▶ [About this task]
Please output the listing that follows exactly, but keep all images out.

----

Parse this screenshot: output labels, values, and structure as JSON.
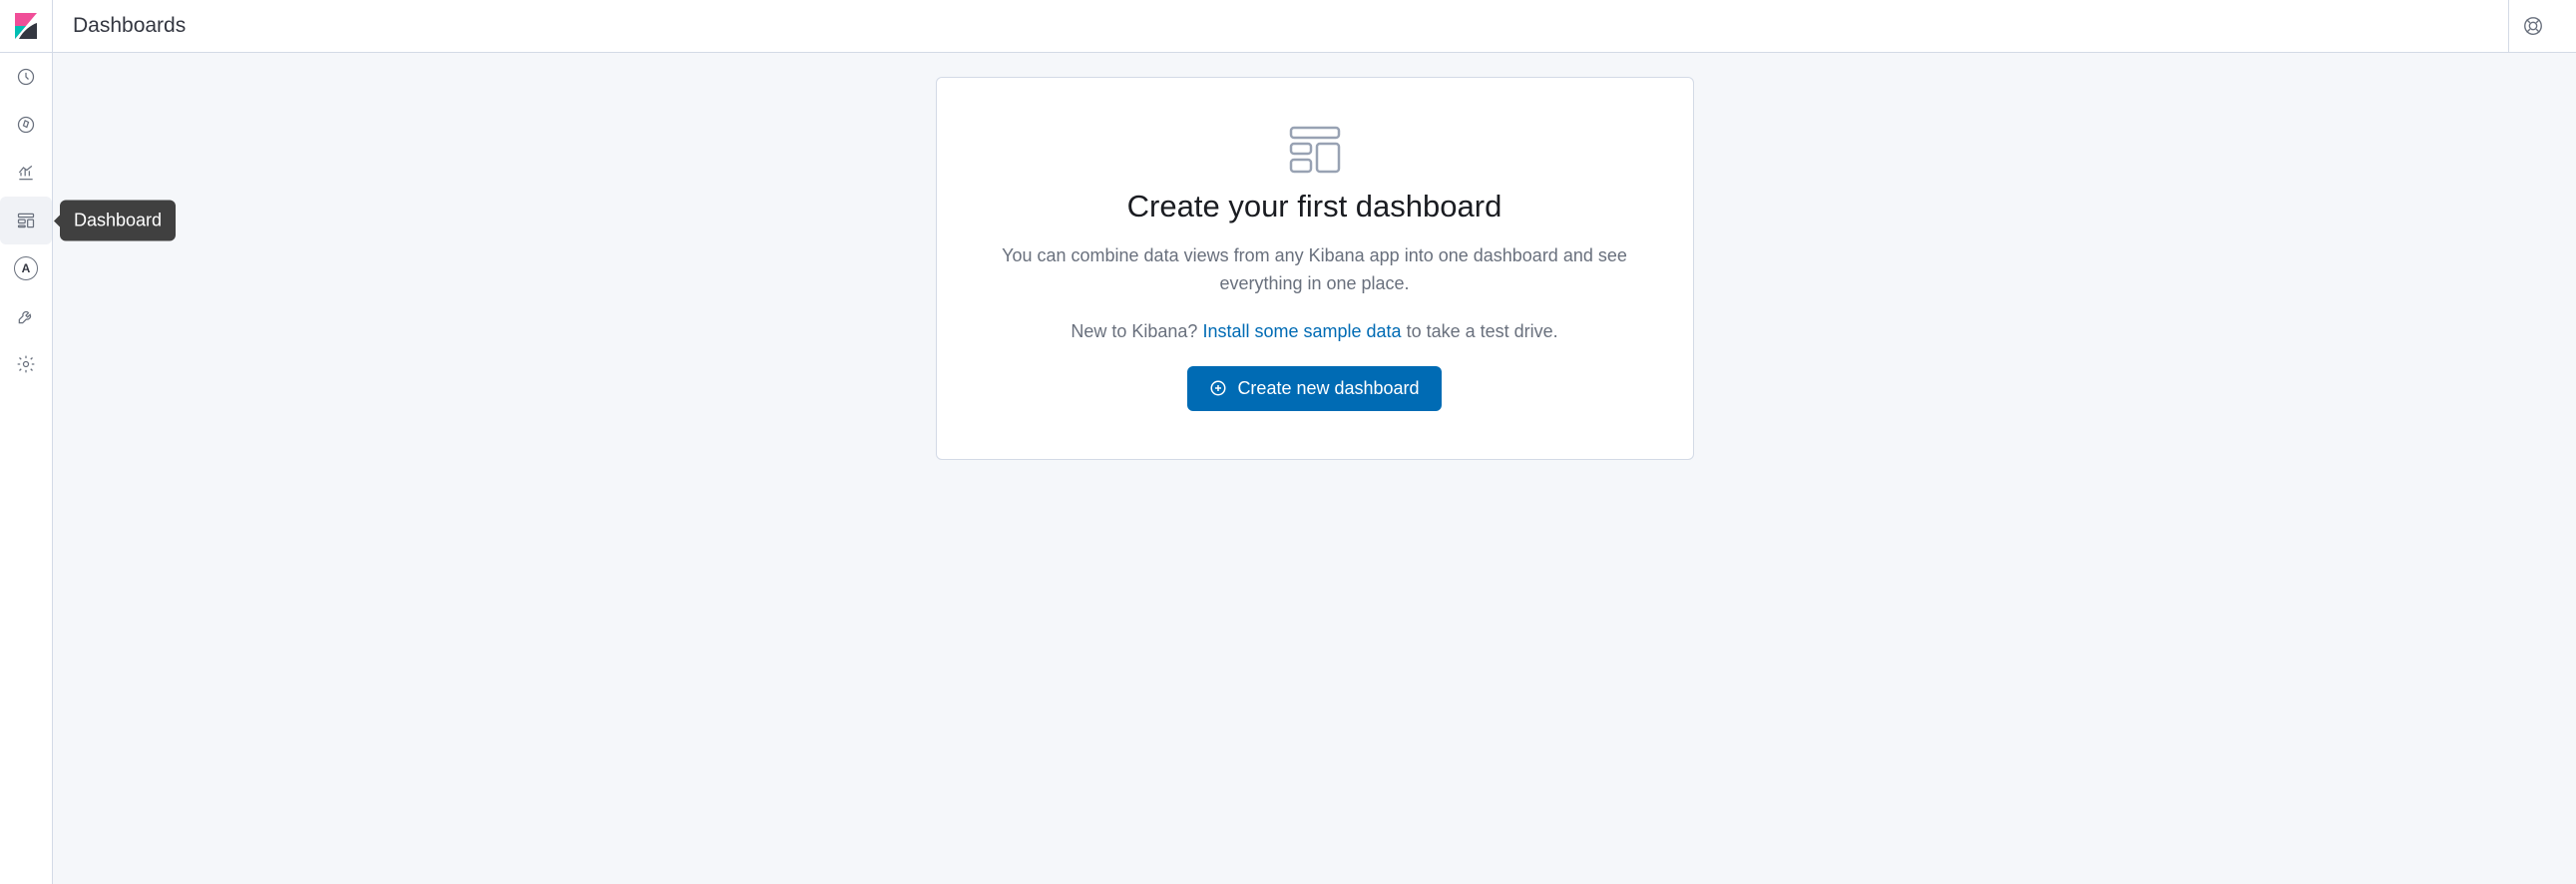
{
  "breadcrumb": "Dashboards",
  "sidenav": {
    "tooltip": "Dashboard",
    "items": [
      {
        "id": "recent",
        "name": "clock-icon"
      },
      {
        "id": "discover",
        "name": "compass-icon"
      },
      {
        "id": "visualize",
        "name": "chart-icon"
      },
      {
        "id": "dashboard",
        "name": "dashboard-icon",
        "active": true,
        "tooltip": true
      },
      {
        "id": "apm",
        "name": "apm-letter-icon",
        "glyph": "A"
      },
      {
        "id": "devtools",
        "name": "wrench-icon"
      },
      {
        "id": "management",
        "name": "gear-icon"
      }
    ]
  },
  "empty_state": {
    "title": "Create your first dashboard",
    "body": "You can combine data views from any Kibana app into one dashboard and see everything in one place.",
    "prompt_pre": "New to Kibana? ",
    "prompt_link": "Install some sample data",
    "prompt_post": " to take a test drive.",
    "button": "Create new dashboard"
  }
}
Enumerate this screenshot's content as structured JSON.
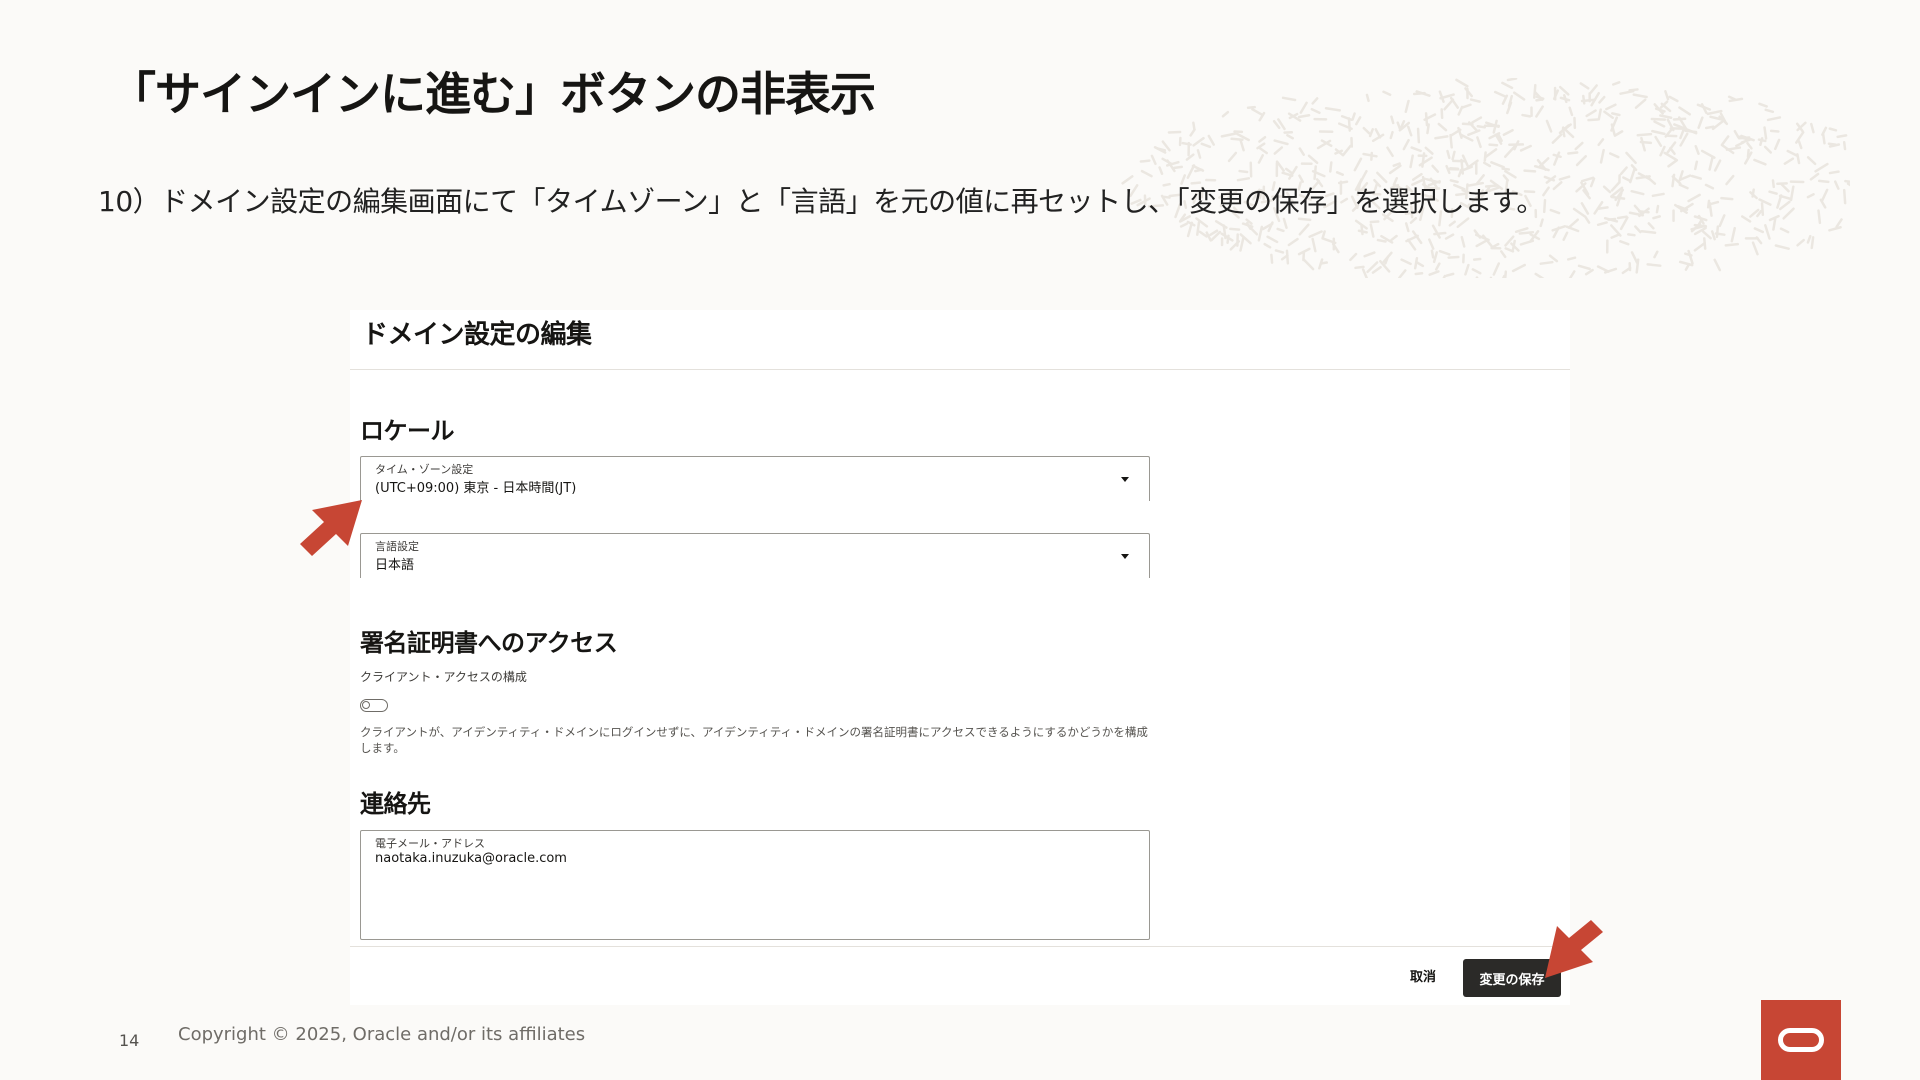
{
  "slide": {
    "title": "「サインインに進む」ボタンの非表示",
    "step_text": "10）ドメイン設定の編集画面にて「タイムゾーン」と「言語」を元の値に再セットし、「変更の保存」を選択します。",
    "page_number": "14",
    "copyright": "Copyright © 2025, Oracle and/or its affiliates"
  },
  "dialog": {
    "title": "ドメイン設定の編集",
    "locale": {
      "heading": "ロケール",
      "timezone": {
        "label": "タイム・ゾーン設定",
        "value": "(UTC+09:00) 東京 - 日本時間(JT)"
      },
      "language": {
        "label": "言語設定",
        "value": "日本語"
      }
    },
    "cert_access": {
      "heading": "署名証明書へのアクセス",
      "toggle_label": "クライアント・アクセスの構成",
      "toggle_on": false,
      "help_text": "クライアントが、アイデンティティ・ドメインにログインせずに、アイデンティティ・ドメインの署名証明書にアクセスできるようにするかどうかを構成します。"
    },
    "contact": {
      "heading": "連絡先",
      "email": {
        "label": "電子メール・アドレス",
        "value": "naotaka.inuzuka@oracle.com"
      }
    },
    "footer": {
      "cancel_label": "取消",
      "save_label": "変更の保存"
    }
  },
  "colors": {
    "accent_red": "#c74634",
    "save_button_bg": "#2b2a28",
    "background": "#fbfaf8"
  },
  "icons": {
    "dropdown": "chevron-down-icon",
    "annotation": "red-arrow-icon",
    "logo": "oracle-logo"
  }
}
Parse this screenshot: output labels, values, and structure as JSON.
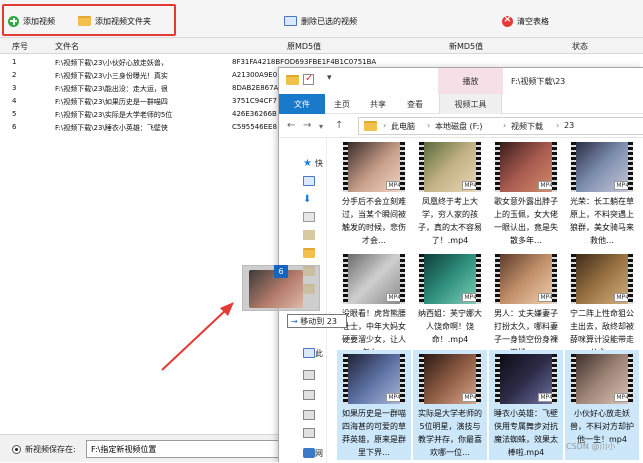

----

▶ [Output of the exercise]
Parse this screenshot: output labels, values, and structure as JSON.
{
  "breadcrumb": "Dashboards",
  "sidenav": {
    "tooltip": "Dashboard",
    "items": [
      {
        "id": "recent",
        "name": "clock-icon"
      },
      {
        "id": "discover",
        "name": "compass-icon"
      },
      {
        "id": "visualize",
        "name": "chart-icon"
      },
      {
        "id": "dashboard",
        "name": "dashboard-icon",
        "active": true,
        "tooltip": true
      },
      {
        "id": "apm",
        "name": "apm-letter-icon",
        "glyph": "A"
      },
      {
        "id": "devtools",
        "name": "wrench-icon"
      },
      {
        "id": "management",
        "name": "gear-icon"
      }
    ]
  },
  "empty_state": {
    "title": "Create your first dashboard",
    "body": "You can combine data views from any Kibana app into one dashboard and see everything in one place.",
    "prompt_pre": "New to Kibana? ",
    "prompt_link": "Install some sample data",
    "prompt_post": " to take a test drive.",
    "button": "Create new dashboard"
  }
}
Enumerate this screenshot's content as structured JSON.
{
  "slide": {
    "title": "「サインインに進む」ボタンの非表示",
    "step_text": "10）ドメイン設定の編集画面にて「タイムゾーン」と「言語」を元の値に再セットし、「変更の保存」を選択します。",
    "page_number": "14",
    "copyright": "Copyright © 2025, Oracle and/or its affiliates"
  },
  "dialog": {
    "title": "ドメイン設定の編集",
    "locale": {
      "heading": "ロケール",
      "timezone": {
        "label": "タイム・ゾーン設定",
        "value": "(UTC+09:00) 東京 - 日本時間(JT)"
      },
      "language": {
        "label": "言語設定",
        "value": "日本語"
      }
    },
    "cert_access": {
      "heading": "署名証明書へのアクセス",
      "toggle_label": "クライアント・アクセスの構成",
      "toggle_on": false,
      "help_text": "クライアントが、アイデンティティ・ドメインにログインせずに、アイデンティティ・ドメインの署名証明書にアクセスできるようにするかどうかを構成します。"
    },
    "contact": {
      "heading": "連絡先",
      "email": {
        "label": "電子メール・アドレス",
        "value": "naotaka.inuzuka@oracle.com"
      }
    },
    "footer": {
      "cancel_label": "取消",
      "save_label": "変更の保存"
    }
  },
  "colors": {
    "accent_red": "#c74634",
    "save_button_bg": "#2b2a28",
    "background": "#fbfaf8"
  },
  "icons": {
    "dropdown": "chevron-down-icon",
    "annotation": "red-arrow-icon",
    "logo": "oracle-logo"
  }
}
Parse this screenshot: output labels, values, and structure as JSON.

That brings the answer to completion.